§ **WORK REQUIRED**:
Within this material, find every line where the string "Exclusion" appears, and copy it out.
+++ EXERCISE DATA
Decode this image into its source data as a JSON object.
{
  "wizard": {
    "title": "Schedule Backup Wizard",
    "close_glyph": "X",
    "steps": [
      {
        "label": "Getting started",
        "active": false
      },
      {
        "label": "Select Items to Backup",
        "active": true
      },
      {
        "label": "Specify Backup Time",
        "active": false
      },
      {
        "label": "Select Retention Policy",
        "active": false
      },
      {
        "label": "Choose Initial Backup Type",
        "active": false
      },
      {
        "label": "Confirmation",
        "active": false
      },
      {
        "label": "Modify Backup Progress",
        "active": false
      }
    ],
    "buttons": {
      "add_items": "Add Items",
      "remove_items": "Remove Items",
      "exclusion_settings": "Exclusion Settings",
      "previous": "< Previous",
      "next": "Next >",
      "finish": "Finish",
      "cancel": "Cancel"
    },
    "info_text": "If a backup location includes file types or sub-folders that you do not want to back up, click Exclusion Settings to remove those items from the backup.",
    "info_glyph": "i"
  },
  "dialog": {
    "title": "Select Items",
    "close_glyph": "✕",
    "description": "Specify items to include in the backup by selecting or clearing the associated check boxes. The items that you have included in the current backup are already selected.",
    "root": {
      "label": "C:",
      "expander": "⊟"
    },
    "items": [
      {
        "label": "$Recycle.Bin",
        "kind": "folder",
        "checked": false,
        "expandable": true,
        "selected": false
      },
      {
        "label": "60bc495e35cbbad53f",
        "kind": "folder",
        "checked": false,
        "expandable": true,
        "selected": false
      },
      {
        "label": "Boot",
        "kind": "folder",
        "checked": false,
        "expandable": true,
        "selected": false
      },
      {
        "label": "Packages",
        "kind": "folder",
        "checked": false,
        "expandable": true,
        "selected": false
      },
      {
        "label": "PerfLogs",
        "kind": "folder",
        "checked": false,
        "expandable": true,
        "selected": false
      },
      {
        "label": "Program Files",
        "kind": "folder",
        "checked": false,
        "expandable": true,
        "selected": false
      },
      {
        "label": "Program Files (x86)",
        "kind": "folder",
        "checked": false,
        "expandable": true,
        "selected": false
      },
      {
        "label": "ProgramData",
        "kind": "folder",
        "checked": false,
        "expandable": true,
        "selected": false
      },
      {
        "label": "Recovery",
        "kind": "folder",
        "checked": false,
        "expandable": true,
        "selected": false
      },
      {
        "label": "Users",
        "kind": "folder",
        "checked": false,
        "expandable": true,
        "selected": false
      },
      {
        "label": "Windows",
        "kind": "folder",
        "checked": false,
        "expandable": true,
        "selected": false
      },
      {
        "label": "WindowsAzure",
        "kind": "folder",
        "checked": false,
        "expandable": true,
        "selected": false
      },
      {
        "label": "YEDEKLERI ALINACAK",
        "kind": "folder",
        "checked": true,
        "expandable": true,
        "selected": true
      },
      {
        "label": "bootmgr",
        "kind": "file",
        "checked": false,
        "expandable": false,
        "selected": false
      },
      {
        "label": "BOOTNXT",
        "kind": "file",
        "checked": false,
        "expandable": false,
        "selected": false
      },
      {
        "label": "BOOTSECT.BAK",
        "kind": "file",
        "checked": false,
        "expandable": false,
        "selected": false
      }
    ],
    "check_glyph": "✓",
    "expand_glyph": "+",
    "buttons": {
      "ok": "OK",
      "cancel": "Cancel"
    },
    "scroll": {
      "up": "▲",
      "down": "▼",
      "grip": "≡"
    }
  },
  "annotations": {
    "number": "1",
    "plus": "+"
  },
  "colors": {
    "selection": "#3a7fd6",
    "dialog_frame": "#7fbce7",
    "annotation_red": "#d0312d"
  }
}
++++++
§ **REPLY TO THE EXERCISE**:
      "exclusion_settings": "Exclusion Settings",
    "info_text": "If a backup location includes file types or sub-folders that you do not want to back up, click Exclusion Settings to remove those items from the backup.",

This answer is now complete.